*Exercise instructions*: Count the lines below that carry the word "Measurement". Answer with that number alone.

*Records supplied*:
┌──
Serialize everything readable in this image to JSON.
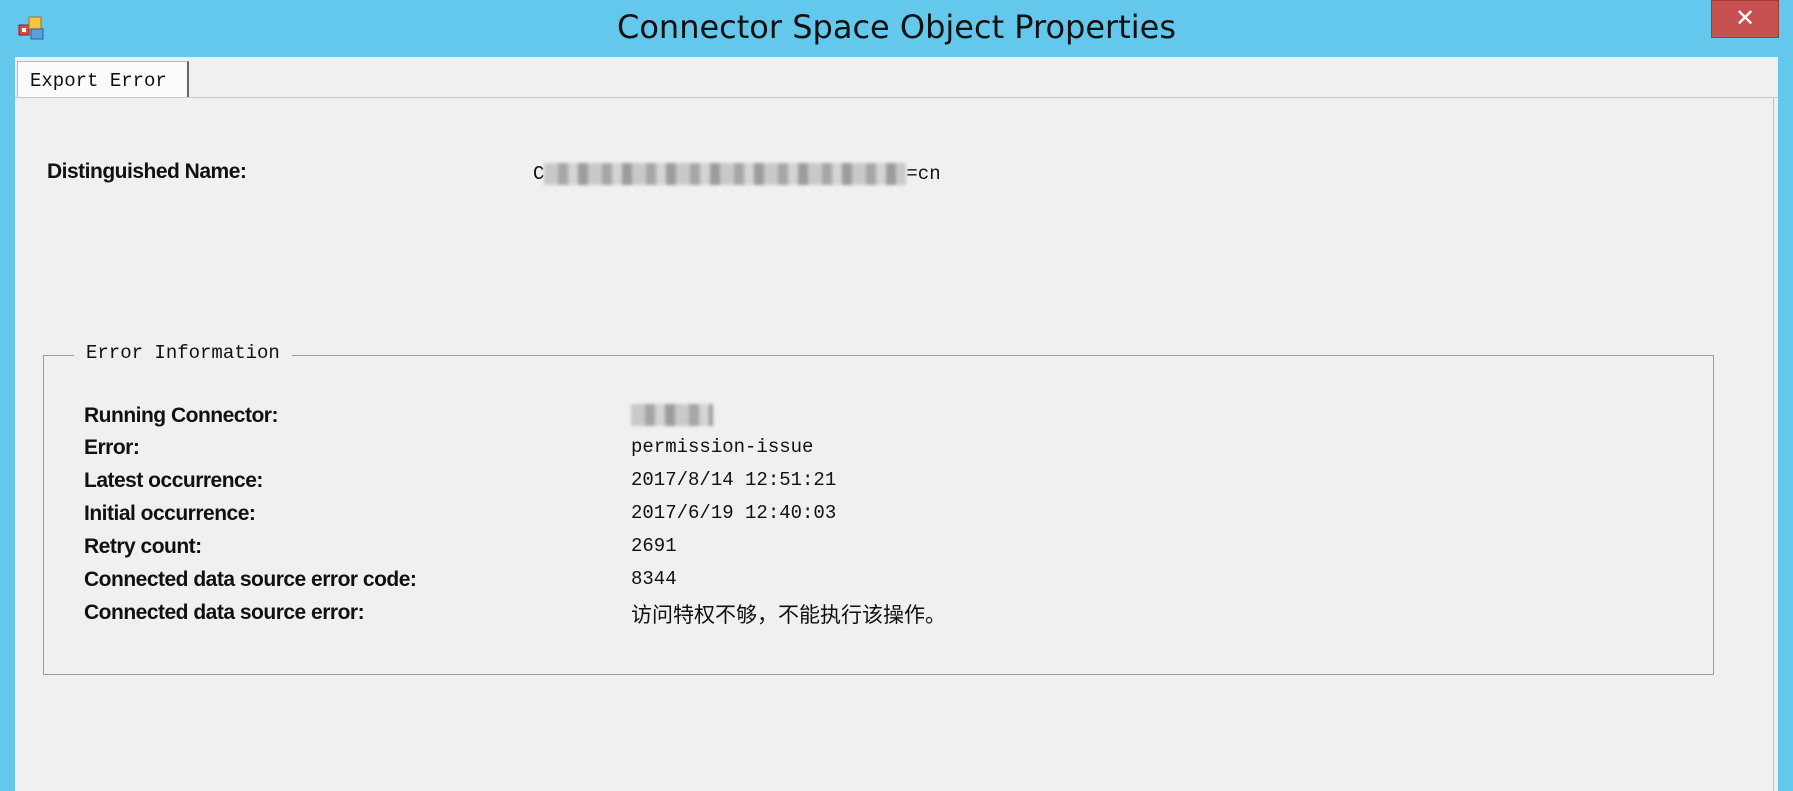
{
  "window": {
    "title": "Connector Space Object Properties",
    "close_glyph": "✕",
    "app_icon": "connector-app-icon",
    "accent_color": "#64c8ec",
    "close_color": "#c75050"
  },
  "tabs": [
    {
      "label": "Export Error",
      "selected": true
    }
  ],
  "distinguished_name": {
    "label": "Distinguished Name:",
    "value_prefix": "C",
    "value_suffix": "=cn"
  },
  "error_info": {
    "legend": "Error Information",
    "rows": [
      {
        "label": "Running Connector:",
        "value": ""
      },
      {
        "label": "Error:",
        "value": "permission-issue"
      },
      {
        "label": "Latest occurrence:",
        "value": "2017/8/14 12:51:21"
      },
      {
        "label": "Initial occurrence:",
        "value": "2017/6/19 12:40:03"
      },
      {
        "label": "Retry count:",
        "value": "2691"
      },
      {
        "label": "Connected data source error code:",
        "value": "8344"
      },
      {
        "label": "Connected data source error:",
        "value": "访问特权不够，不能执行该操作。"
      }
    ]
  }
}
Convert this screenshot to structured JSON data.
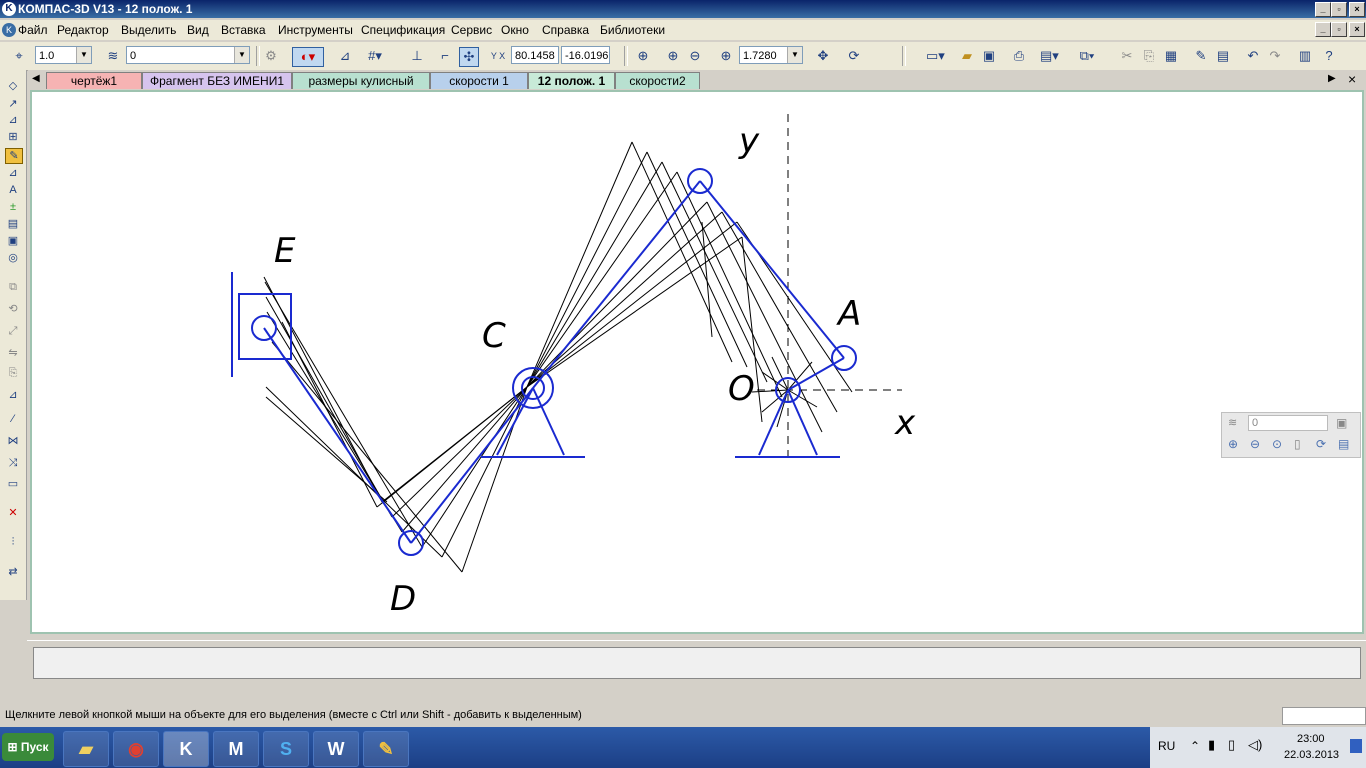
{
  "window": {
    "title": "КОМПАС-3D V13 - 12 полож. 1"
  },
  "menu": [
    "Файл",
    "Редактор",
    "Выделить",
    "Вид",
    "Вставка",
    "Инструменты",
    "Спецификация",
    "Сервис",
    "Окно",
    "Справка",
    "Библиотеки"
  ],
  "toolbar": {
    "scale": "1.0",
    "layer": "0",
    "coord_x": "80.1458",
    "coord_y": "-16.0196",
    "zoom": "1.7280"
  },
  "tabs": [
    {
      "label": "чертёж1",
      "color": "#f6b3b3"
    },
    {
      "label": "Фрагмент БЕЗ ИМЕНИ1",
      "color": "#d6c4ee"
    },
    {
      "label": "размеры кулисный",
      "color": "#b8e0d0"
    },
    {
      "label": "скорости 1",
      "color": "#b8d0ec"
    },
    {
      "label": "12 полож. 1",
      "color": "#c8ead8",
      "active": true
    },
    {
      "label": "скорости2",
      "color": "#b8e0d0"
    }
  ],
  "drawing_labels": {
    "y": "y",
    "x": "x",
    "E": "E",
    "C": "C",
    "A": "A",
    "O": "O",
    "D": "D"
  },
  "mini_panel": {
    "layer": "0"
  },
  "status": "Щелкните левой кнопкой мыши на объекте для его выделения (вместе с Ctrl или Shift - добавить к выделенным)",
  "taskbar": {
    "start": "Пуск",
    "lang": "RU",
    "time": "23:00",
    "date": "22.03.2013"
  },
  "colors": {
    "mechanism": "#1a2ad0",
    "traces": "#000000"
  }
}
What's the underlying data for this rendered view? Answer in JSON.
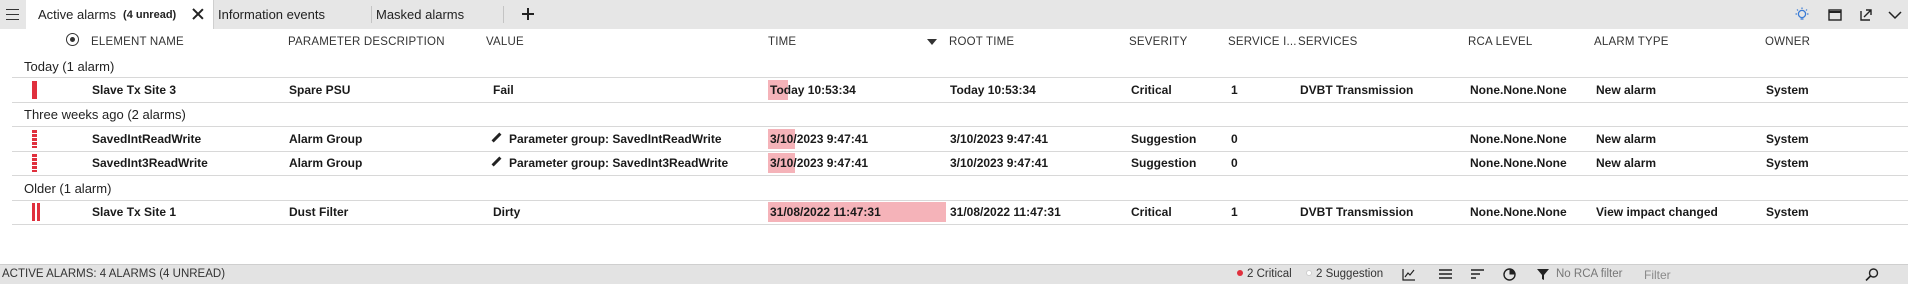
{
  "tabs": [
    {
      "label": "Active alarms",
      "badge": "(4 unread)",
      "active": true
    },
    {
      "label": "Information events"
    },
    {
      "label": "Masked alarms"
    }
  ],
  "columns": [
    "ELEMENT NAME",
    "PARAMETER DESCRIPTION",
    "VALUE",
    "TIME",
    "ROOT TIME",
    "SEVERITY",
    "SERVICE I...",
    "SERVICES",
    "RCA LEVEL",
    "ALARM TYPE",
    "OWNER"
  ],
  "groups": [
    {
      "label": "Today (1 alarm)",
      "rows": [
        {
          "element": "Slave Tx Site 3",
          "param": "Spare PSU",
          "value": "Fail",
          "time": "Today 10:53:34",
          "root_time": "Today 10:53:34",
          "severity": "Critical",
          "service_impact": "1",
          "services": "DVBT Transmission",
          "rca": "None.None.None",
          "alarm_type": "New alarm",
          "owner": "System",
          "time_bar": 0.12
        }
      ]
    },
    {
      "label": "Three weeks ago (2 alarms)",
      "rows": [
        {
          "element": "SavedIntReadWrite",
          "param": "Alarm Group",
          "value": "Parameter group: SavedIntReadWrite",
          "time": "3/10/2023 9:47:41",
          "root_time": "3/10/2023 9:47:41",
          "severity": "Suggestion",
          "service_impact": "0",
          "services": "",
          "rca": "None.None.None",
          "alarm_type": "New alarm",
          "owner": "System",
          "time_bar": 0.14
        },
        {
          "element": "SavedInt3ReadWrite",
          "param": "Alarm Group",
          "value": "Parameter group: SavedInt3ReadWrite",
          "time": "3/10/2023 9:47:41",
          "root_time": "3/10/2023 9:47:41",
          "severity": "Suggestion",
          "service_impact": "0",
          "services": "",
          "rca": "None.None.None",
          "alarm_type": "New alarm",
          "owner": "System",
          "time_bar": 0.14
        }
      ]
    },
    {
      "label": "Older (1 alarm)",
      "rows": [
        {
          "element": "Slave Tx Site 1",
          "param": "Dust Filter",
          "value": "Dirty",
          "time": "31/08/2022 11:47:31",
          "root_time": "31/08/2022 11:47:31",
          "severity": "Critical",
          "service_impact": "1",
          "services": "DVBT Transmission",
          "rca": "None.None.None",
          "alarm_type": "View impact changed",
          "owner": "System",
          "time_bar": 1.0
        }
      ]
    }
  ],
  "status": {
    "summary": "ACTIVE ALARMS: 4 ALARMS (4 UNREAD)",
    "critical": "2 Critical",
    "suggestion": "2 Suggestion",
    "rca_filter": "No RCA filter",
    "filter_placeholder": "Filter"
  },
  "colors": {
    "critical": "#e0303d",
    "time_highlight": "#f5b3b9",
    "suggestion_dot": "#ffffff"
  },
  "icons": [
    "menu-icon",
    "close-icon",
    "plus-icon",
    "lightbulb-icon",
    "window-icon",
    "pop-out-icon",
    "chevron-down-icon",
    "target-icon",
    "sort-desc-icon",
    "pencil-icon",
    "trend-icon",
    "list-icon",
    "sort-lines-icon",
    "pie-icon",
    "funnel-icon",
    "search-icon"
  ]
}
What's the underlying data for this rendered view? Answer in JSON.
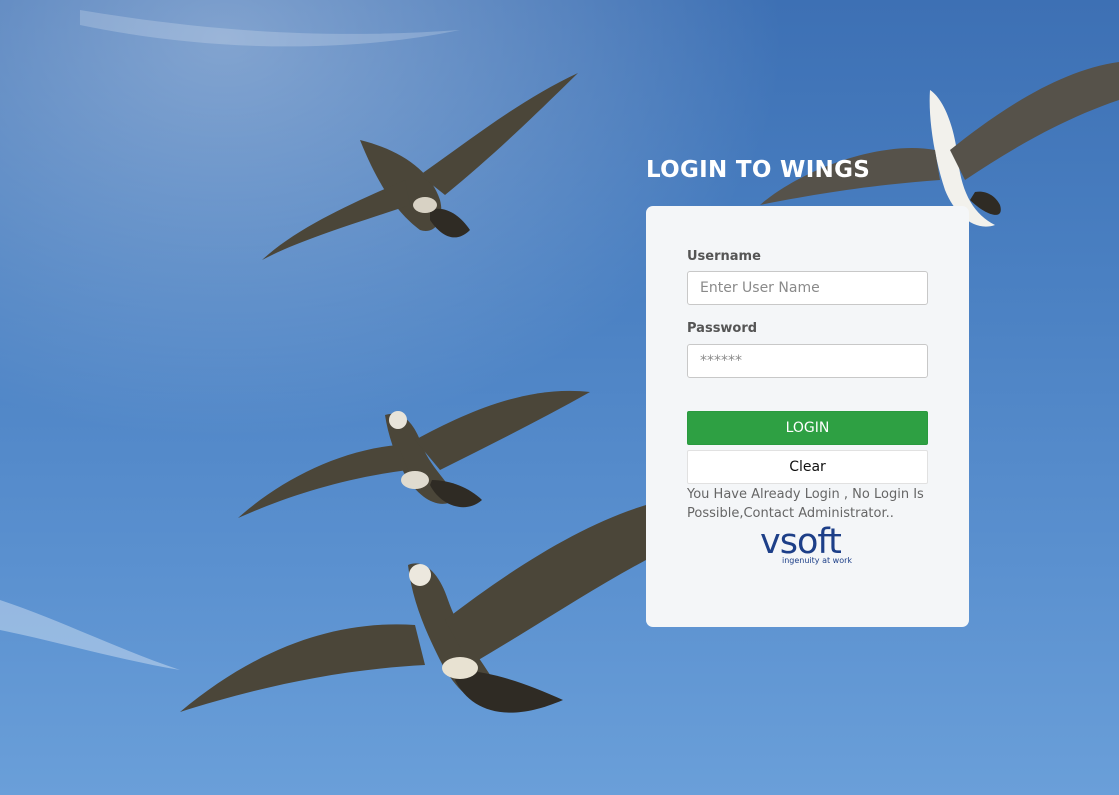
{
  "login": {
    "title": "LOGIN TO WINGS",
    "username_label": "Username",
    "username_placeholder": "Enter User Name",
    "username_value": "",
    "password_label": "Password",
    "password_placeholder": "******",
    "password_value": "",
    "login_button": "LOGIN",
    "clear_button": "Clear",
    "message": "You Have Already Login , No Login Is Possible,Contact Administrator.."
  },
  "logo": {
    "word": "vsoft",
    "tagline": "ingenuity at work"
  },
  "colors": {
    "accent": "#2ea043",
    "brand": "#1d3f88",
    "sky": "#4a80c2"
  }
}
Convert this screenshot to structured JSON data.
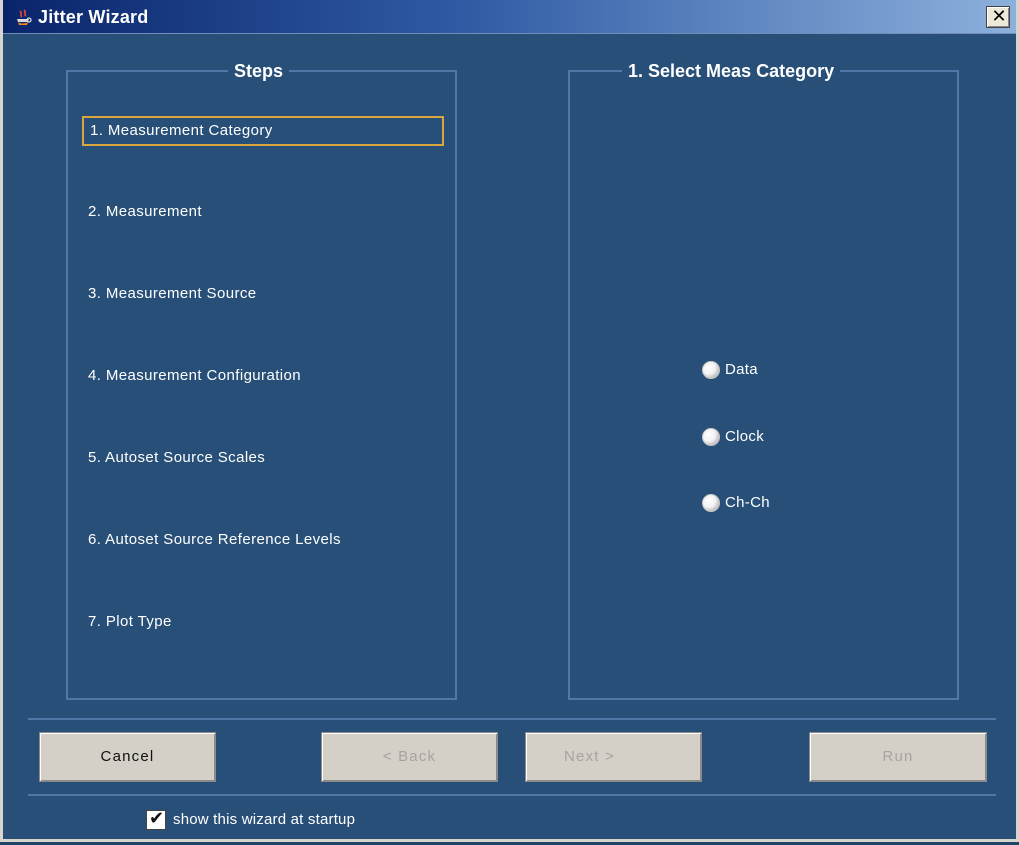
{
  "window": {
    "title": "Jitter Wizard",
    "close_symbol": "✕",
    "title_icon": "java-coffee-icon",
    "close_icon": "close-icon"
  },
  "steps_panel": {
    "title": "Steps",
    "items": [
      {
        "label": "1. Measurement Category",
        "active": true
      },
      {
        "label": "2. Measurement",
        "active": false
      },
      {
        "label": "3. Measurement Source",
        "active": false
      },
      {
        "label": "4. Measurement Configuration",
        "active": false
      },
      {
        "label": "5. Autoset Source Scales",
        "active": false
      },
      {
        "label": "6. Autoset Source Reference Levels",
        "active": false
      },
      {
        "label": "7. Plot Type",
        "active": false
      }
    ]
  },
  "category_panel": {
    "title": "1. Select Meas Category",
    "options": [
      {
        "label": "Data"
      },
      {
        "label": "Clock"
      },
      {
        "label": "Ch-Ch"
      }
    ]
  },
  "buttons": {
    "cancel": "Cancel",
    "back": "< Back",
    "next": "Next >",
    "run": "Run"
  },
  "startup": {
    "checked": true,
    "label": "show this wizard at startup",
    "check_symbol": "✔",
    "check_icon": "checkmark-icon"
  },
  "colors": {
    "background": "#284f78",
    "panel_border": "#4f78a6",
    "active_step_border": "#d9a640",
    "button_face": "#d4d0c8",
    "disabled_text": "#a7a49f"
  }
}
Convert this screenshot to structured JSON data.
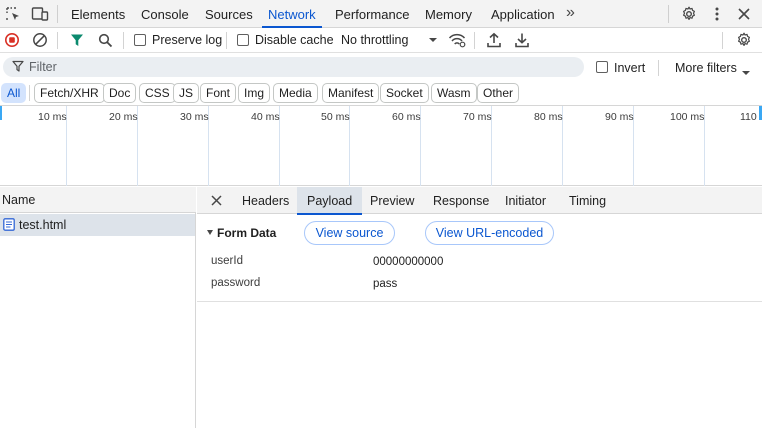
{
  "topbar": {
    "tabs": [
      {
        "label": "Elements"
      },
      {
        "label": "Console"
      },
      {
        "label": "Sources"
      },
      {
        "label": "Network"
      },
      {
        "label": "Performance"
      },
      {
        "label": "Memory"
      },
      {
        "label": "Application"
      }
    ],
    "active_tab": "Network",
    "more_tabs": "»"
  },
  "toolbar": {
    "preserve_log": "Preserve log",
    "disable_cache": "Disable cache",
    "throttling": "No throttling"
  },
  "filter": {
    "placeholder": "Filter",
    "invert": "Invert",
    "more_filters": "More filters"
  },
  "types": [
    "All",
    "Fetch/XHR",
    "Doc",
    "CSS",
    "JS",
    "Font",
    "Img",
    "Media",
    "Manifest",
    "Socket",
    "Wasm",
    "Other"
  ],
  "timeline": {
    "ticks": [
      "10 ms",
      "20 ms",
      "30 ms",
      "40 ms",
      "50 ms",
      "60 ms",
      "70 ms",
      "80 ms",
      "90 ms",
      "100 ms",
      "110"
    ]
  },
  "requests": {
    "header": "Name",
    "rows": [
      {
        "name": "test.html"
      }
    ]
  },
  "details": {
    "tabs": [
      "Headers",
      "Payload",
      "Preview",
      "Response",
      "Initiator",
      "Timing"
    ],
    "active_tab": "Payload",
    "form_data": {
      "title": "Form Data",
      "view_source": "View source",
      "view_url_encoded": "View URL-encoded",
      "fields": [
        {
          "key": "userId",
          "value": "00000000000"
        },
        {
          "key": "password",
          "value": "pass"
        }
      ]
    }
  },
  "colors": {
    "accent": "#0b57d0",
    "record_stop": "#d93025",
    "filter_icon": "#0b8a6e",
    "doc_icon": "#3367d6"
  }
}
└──
*The completed task*: 4